This is the ideal life. And Bernice, owner of Green Growing Things Plant Stores I and II, dreams of someday having that lamp. She has so much to do, and it seems like everything is more work.
It seems so easy to work more and do less, but that way lies ruin. Bernice’s genie is right in front of her: it’s called the Pareto Principle, or more commonly, the 80/20 rule.
Less Is More...Almost Always
It turns out that reality is lumpy. Not all things are created equal, not all actions have equal consequences. Let’s say you want a big, beautiful house. If you actually have a genie, you can rub the lamp and ask for it. BOOM! You’ve got 24 karat gold toilets. Good for you.
But what if you have the lamp, and instead of rubbing it, you put it on your shelf and spend your time day-trading cryptocurrencies? You make enough money on paper to buy those gold toilets, but the crypto-exchange you’re using gets hacked, and a 13-year-old Russian high schooler steals your entire net worth, leaving you broke.
You have two possible actions: 1) rubbing the lamp, and 2) trading cryptocurrencies. Rubbing the lamp will get you a house. Trading cryptocurrencies will get a 13-year-old high schooler a house. Clearly, not all actions are created equal.
Reality Is Really Lumpy
What Pareto observed is that generally, only 20% of inputs control about 80% of outputs. 20% of the population controls 80% of the wealth. 20% of your actions produce 80% of your results. (The rest of your actions don’t have much effect one way or another.) And so on. Bernice can use this to her advantage.
Revenue Is Lumpy
Bernice lists out all the product she sells, along with sales records for the last year. She figures out how much revenue each product accounts for.
The store sold $1,000,000 worth of plants last year. Of that, $550,000 came from sales of Audrey IIs, $250,000 came from sales of Venus fly traps. The rest of her inventory—more ordinary plants like roses, lilies, orchids, and snozberry bushes—sold only $150,000 combined.
It turns out that 80% of her revenue came from the sales of her two carnivorous plants: Audrey IIs and Venus Fly Traps. If she wants to increase her revenue, chances are that concentrating on the carnivorous plant market will get her the biggest revenue boost.

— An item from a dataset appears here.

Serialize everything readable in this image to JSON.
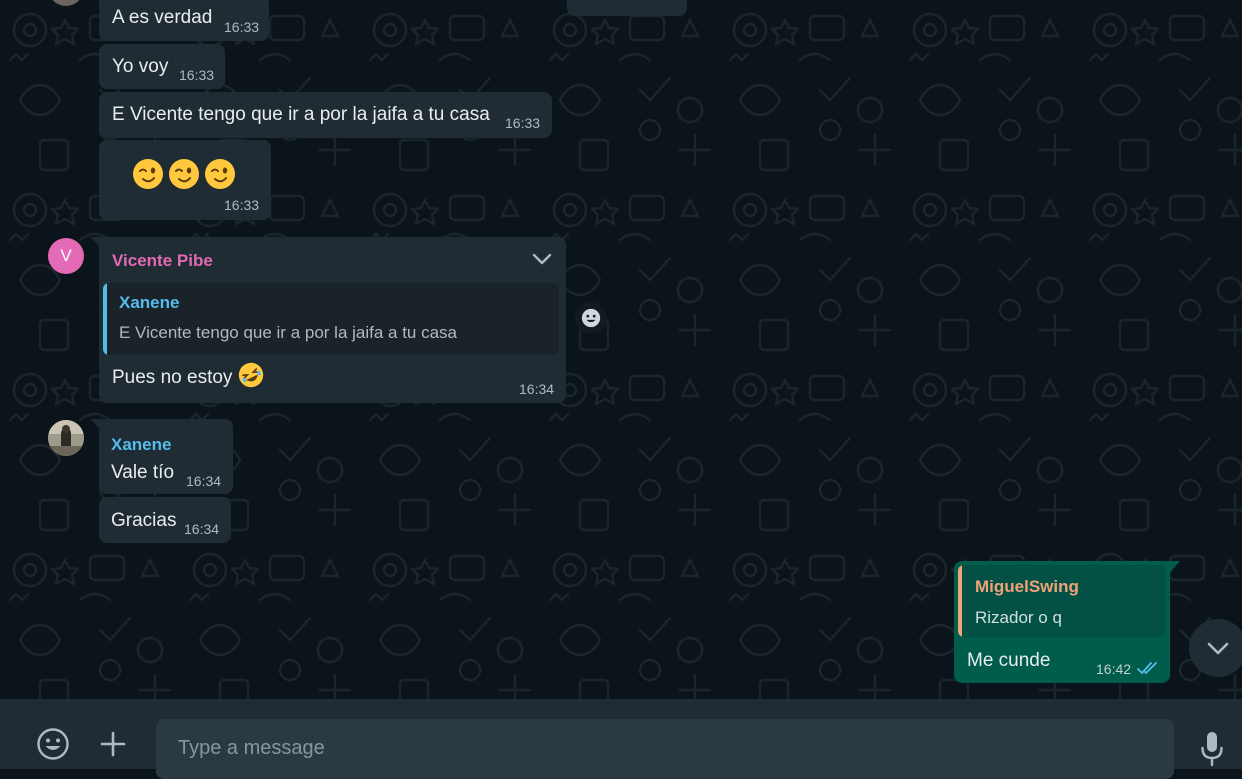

Profit Is Lumpy
But gross sales isn’t the same as profit. Audrey IIs have a really small markup, because they already cost an arm and a leg, and the market won’t support a high markup. Though the price is high, the profit is low.
The breath mints by the cash register, however, cost her a few cents, and she sells them for several dollars as "artisanal breath mints."
She makes a list of all the products she sells, and how much of the store’s overall profit comes from each product. To her great surprise, 80% of the store’s profit comes from breath mints.